- Select or set the stacksize resource limit.
- -t [ val]
- Select or set the cputime resource limit.
- -u [ val]
- Select or set the maxproc resource limit. The system-wide limit on the maximum number of processes allowed per UID can be viewed by examining the kern.maxprocperuid sysctl(8) variable. The maximum number of processes that can be running simultaneously in the entire system is limited to the value of the kern.maxproc sysctl(8) variable.
- -v [ val]
- Select or set the virtualmem resource limit. This limit encompasses the entire VM space for the user process and is inclusive of text, data, bss, stack, brk(2), sbrk(2) and mmap(2)'d space.
- -p [ val]
- Select or set the pseudoterminals resource limit.
- -w [ val]
- Select or set the swapuse resource limit.
Valid values for val in the above set of options consist of either the string “
unlimited” or “
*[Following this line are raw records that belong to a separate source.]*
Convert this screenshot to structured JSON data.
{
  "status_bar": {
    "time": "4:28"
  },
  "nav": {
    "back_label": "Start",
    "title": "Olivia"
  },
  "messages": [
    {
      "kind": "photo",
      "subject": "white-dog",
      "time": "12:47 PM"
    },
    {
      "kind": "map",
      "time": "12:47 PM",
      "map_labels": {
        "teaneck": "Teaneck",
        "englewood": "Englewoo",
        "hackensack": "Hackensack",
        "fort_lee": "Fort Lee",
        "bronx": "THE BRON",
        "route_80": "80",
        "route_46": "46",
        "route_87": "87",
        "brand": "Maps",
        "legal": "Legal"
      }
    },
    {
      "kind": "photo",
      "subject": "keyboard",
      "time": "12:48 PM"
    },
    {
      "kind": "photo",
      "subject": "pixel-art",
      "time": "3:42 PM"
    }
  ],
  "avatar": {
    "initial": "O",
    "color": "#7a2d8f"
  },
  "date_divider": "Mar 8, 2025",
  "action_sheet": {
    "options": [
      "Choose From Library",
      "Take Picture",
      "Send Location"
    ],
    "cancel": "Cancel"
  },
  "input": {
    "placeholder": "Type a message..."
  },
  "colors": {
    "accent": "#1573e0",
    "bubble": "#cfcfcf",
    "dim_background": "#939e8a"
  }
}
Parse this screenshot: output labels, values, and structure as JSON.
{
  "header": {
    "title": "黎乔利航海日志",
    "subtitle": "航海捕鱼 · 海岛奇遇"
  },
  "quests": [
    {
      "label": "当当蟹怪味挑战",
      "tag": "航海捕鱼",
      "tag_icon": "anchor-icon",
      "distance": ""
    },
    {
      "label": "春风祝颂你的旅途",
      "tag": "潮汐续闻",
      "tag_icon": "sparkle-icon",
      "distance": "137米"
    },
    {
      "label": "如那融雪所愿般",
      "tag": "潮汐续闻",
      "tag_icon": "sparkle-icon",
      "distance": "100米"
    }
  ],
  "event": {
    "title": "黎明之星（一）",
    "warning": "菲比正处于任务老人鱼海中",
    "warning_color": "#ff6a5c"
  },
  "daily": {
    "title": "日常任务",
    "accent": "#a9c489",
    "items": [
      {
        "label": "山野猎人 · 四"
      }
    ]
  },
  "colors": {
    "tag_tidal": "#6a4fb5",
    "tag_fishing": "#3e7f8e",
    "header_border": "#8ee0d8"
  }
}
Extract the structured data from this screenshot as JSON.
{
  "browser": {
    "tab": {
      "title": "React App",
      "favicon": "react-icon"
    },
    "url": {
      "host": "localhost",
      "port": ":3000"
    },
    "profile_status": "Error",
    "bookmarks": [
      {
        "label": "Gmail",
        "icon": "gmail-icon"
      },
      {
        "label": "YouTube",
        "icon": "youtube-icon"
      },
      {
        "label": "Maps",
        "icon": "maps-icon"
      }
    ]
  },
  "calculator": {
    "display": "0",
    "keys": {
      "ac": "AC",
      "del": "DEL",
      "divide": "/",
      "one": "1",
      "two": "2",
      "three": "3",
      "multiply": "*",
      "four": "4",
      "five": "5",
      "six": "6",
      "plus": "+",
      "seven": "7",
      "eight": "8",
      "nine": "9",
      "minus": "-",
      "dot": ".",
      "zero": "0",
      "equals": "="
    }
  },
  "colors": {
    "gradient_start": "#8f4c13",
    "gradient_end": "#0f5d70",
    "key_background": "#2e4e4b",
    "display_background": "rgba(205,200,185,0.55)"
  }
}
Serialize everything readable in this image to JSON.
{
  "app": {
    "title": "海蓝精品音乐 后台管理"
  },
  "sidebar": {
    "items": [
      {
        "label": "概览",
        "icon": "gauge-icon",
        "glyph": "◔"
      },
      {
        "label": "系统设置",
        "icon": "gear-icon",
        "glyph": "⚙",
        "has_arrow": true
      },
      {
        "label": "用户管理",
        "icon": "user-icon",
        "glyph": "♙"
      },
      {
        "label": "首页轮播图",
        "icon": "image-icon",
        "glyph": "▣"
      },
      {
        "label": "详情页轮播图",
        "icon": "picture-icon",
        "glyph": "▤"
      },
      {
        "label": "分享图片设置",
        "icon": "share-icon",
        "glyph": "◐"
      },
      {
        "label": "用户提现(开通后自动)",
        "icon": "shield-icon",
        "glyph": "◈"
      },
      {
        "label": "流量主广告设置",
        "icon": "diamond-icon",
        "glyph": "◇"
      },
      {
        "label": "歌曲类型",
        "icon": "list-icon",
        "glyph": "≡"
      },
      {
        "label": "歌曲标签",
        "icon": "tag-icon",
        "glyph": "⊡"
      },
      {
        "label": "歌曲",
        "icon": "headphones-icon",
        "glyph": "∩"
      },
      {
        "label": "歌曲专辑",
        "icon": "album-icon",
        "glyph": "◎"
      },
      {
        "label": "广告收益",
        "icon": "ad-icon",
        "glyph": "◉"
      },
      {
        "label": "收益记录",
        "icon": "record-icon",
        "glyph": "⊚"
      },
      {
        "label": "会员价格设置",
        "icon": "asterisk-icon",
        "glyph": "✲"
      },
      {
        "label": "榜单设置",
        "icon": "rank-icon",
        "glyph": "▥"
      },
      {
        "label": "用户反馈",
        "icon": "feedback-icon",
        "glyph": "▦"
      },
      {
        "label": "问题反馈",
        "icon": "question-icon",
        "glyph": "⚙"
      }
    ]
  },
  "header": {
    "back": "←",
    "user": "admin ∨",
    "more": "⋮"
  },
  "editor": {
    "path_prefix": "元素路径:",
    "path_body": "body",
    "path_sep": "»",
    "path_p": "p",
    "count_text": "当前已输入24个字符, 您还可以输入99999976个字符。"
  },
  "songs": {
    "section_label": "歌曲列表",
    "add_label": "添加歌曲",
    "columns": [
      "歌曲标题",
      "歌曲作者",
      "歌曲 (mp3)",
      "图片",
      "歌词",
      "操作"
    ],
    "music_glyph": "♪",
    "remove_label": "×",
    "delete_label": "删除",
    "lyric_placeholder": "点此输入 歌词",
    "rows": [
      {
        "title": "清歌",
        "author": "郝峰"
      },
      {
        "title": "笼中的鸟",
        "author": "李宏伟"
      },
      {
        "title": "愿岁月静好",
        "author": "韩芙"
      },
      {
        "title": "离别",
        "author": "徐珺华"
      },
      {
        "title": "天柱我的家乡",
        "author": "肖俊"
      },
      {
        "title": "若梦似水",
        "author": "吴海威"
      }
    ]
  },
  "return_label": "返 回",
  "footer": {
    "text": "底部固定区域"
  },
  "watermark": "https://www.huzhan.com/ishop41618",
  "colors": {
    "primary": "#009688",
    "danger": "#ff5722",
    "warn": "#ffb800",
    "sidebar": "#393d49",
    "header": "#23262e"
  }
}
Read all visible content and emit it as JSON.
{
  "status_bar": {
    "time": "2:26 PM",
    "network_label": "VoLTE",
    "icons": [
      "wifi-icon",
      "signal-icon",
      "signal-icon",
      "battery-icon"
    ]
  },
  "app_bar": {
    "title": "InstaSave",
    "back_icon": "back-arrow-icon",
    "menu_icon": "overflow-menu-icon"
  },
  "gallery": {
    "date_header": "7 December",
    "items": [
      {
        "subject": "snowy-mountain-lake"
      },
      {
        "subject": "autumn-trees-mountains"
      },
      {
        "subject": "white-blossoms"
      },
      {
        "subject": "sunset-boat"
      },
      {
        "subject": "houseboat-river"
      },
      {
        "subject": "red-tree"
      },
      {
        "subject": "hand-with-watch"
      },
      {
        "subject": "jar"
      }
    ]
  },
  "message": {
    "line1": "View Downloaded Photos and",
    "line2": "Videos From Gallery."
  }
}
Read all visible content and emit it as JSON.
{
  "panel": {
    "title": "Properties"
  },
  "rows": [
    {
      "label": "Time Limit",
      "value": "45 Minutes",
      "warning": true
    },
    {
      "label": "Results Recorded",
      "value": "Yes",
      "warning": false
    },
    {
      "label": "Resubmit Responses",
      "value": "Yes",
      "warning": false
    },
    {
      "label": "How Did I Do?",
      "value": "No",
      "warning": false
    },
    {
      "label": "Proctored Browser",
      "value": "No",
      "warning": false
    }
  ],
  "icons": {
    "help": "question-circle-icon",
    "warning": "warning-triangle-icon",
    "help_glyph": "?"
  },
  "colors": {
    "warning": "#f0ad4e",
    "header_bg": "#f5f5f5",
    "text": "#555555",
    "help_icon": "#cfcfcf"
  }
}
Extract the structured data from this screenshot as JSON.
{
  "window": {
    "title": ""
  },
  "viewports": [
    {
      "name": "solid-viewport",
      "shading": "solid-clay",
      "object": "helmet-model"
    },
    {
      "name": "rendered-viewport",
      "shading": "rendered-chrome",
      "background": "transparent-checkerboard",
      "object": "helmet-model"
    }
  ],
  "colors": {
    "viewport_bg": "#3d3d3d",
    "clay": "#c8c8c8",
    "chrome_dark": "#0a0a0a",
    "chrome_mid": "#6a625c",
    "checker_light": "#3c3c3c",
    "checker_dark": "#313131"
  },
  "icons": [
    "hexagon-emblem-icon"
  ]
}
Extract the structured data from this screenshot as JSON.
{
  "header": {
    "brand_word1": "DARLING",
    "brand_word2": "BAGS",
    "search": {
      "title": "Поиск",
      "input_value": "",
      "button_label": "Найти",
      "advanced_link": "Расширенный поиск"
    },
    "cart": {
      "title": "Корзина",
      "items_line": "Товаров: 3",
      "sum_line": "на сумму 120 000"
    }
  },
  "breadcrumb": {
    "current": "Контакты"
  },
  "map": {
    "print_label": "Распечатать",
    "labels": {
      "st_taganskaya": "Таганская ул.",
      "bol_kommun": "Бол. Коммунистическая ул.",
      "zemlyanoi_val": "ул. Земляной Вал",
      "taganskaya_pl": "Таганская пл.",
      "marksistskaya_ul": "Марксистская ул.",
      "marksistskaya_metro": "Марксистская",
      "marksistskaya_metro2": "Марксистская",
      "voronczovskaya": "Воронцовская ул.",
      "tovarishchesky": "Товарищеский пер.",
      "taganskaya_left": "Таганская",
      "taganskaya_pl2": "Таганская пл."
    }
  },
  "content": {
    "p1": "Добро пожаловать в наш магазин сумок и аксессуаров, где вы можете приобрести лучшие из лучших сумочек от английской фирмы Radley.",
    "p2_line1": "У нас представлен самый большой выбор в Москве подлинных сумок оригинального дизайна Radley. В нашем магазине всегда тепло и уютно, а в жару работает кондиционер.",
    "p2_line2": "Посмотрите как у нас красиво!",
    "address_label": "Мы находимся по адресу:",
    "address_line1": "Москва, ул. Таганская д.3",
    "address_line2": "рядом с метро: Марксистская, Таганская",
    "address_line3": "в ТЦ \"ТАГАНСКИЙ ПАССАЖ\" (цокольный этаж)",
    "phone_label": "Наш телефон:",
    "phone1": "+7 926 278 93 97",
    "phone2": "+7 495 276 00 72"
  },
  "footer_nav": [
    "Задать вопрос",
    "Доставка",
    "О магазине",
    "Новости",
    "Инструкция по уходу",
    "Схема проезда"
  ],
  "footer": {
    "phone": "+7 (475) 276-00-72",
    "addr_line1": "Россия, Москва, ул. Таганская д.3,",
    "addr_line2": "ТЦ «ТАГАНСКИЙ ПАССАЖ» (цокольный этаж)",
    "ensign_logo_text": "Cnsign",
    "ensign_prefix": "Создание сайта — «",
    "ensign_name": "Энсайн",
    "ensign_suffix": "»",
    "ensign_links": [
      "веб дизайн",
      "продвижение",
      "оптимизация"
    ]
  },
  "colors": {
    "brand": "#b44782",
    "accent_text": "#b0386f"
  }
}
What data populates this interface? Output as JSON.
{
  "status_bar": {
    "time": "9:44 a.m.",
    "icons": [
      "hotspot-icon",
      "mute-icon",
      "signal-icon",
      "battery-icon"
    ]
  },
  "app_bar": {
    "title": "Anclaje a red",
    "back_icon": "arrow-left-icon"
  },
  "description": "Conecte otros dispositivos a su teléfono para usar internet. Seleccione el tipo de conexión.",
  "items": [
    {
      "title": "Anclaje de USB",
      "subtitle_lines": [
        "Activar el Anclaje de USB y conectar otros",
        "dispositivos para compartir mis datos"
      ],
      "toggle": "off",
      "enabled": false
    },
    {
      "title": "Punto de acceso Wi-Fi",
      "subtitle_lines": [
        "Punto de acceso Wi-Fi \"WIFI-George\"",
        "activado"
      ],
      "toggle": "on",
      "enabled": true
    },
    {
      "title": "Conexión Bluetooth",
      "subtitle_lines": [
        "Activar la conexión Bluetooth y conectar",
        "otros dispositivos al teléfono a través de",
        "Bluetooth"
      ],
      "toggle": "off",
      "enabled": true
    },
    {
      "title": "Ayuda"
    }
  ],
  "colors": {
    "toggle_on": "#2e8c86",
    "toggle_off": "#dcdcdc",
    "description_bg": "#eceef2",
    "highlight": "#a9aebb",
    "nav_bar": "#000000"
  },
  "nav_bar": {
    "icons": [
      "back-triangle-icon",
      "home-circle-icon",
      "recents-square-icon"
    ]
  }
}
unlimit” for an infinite (or kernel-defined maximum) limit, or a numeric value optionally followed by a suffix. Values which relate to size default to a value in bytes, or one of the following suffixes may be used as a multiplier:
- 512 byte blocks.
- kilobytes (1024 bytes).
- megabytes (1024*1024 bytes).
The cputime resource defaults to a number of seconds, but a multiplier may be used, and as with size values, multiple values separated by a valid suffix are added together:
- 365 day years.
- Cause limits to completely ignore the environment it inherits.
Force all resource settings to be displayed even if other specific resource settings have been specified. For example, if you wish to disable core dumps when starting up the Usenet News system, but wish to set all other resource settings as well that apply to the “
news” account, you might use:
eval `limits -U news -aBec 0`
As with the setrlimit(2) call, only the superuser may raise process “hard” resource limits. Non-root users may, however, lower them or change “soft” resource limits within to any value below the hard limit. When invoked to execute a program, the failure of limits to raise a hard limit is considered a fatal error.
EXIT STATUSThe limits utility exits with EXIT_FAILURE if usage is incorrect in any way; i.e., an invalid option, or set/display options are selected in the same invocation, -e is used when running a program, etc. When run in display or eval mode, limits exits with a status of EXIT_SUCCESS. When run in command mode and execution of the command succeeds, the exit status will be whatever the executed program returns.
SEE ALSOcsh(1), env(1), limit(1), sh(1), getrlimit(2), setrlimit(2), login_cap(3), login.conf(5), rctl(8), sysctl(8)
BUGSThe limits utility does not handle commands with equal (‘
=’) signs in their names, for obvious reasons.
When eval output is selected, the /proc file system must be installed and mounted for the shell to be correctly determined, and therefore output syntax correct for the running shell. The default output is valid for sh(1), so this means that any usage of limits in eval mode prior mounting /proc may only occur in standard bourne shell scripts.
The limits utility makes no effort to ensure that resource settings emitted or displayed are valid and settable by the current user. Only a superuser account may raise hard limits, and when doing so the FreeBSD kernel will silently lower limits to values less than specified if the values given are too high.
|January 23, 2012||FreeBSD|